RECORDS FOR THE TASK:
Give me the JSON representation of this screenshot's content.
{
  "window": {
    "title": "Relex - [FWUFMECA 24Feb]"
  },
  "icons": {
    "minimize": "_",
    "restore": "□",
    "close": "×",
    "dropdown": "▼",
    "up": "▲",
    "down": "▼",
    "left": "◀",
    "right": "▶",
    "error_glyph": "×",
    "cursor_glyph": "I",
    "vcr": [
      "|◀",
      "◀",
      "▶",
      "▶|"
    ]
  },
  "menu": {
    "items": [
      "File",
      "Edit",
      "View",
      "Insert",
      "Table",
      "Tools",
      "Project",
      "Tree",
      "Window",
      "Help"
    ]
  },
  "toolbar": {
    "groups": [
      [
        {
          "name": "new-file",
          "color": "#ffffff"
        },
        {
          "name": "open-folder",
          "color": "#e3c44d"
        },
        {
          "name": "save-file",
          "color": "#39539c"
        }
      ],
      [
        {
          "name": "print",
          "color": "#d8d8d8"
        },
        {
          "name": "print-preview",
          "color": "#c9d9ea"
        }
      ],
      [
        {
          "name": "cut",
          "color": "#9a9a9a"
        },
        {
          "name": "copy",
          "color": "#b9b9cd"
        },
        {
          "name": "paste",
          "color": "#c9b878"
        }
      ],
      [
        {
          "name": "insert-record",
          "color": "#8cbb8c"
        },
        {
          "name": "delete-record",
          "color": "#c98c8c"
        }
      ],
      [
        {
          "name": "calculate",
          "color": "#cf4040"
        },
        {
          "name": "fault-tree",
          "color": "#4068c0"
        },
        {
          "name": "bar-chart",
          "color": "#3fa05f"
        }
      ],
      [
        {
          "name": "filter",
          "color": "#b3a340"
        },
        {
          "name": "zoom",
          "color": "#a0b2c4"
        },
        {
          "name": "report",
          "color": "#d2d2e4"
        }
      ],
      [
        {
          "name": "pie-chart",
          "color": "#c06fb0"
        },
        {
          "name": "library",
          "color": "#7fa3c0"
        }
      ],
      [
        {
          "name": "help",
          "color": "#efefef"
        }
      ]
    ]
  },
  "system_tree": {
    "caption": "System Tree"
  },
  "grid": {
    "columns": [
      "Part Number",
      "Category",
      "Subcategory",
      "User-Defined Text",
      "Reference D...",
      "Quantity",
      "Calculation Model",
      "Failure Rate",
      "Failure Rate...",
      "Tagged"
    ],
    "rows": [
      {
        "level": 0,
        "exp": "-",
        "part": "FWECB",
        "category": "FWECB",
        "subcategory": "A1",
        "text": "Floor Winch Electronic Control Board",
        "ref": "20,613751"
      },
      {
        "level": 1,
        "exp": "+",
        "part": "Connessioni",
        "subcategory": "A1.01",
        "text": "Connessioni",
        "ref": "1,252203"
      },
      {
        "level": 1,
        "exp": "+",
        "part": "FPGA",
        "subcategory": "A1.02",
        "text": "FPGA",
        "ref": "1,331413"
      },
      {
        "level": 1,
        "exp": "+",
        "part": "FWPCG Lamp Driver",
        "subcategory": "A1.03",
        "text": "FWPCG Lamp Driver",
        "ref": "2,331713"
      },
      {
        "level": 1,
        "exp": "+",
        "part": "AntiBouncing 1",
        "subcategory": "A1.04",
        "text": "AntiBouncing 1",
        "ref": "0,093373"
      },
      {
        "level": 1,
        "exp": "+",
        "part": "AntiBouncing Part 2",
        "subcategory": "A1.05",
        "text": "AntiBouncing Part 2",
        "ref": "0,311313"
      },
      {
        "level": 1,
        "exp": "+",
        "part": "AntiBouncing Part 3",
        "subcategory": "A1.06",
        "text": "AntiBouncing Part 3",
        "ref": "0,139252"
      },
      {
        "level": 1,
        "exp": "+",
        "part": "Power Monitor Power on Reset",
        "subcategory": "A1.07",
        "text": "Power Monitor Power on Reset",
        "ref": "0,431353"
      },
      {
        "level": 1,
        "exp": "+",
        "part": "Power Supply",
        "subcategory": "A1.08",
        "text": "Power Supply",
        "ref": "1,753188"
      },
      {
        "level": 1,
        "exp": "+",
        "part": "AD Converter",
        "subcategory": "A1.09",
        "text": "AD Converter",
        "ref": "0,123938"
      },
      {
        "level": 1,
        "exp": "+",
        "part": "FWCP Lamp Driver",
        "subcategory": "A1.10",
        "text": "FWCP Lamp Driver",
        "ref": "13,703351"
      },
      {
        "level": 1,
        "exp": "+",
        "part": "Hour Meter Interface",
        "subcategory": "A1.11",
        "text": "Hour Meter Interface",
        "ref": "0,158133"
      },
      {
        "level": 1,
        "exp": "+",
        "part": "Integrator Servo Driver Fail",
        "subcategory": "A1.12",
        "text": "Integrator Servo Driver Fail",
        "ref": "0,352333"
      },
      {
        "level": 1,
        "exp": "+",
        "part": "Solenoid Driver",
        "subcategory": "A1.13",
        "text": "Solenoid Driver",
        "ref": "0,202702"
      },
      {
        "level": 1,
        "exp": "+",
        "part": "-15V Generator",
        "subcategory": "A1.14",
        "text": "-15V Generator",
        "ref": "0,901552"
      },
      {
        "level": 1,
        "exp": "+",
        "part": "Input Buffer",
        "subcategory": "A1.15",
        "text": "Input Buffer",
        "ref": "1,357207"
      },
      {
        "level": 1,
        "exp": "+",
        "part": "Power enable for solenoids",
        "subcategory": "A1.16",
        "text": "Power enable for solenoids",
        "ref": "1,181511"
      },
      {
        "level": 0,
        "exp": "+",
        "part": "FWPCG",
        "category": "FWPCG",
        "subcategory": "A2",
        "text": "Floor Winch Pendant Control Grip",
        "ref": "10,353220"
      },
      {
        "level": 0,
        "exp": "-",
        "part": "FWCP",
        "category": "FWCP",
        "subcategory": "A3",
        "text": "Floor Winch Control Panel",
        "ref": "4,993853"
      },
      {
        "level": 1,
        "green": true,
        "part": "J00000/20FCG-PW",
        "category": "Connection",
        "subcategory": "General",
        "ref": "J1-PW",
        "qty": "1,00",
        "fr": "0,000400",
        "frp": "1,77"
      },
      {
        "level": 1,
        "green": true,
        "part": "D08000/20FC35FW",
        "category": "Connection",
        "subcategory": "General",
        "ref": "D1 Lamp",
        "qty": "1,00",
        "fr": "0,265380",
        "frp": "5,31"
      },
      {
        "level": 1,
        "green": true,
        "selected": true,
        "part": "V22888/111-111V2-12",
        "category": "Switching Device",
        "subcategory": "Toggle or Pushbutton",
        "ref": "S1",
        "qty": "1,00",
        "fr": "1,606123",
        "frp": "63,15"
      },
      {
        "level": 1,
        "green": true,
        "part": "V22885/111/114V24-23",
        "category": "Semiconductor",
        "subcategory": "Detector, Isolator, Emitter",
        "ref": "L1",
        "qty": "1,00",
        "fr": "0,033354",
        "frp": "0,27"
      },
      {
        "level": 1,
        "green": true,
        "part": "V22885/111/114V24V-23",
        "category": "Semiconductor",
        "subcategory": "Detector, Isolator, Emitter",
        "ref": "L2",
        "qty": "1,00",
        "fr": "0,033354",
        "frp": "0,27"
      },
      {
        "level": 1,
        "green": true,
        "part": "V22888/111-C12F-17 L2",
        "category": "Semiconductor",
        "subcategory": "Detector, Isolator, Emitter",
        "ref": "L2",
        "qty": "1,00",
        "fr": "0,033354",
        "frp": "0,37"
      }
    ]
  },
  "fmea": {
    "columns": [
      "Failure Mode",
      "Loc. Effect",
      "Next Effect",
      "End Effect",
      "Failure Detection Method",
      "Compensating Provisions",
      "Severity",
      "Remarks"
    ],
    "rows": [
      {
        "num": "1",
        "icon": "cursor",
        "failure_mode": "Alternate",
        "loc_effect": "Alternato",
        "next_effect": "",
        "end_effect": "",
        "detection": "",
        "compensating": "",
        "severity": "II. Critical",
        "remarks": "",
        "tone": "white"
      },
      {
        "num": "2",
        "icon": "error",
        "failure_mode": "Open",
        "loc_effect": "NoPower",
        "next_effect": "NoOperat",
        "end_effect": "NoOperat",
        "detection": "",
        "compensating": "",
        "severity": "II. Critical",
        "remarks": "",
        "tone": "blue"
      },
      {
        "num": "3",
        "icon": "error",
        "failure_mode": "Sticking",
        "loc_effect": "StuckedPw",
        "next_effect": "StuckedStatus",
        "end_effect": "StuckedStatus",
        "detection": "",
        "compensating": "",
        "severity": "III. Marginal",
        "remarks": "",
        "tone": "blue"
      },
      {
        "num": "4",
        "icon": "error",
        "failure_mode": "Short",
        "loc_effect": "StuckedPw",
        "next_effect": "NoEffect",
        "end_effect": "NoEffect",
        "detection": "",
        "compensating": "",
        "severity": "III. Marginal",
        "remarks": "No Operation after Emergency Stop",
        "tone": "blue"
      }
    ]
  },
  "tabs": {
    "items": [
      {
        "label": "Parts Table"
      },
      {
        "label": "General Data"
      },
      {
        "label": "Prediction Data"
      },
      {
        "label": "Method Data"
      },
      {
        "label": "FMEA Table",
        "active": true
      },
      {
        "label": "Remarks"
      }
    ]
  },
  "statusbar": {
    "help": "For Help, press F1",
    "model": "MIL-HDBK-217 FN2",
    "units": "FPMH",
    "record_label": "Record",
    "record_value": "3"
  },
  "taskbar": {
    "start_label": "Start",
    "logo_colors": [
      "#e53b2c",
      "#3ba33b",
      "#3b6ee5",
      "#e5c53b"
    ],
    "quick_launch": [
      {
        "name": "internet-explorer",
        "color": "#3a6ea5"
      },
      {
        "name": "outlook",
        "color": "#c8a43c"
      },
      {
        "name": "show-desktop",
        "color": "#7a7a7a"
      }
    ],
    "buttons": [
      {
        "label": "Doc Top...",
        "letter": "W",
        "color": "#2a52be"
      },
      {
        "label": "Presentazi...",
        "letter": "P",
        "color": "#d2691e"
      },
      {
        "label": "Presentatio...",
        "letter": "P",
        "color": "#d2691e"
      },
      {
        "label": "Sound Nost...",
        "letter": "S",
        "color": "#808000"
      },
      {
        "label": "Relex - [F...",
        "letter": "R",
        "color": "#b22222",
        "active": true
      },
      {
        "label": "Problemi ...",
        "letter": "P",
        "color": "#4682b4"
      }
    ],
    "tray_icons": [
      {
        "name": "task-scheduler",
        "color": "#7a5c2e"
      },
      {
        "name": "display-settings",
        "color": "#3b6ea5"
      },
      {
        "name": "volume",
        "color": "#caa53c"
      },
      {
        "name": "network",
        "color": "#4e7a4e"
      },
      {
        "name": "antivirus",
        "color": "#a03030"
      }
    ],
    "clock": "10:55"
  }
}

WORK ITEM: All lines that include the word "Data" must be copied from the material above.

WRITTEN REPLY:
        "label": "General Data"
        "label": "Prediction Data"
        "label": "Method Data"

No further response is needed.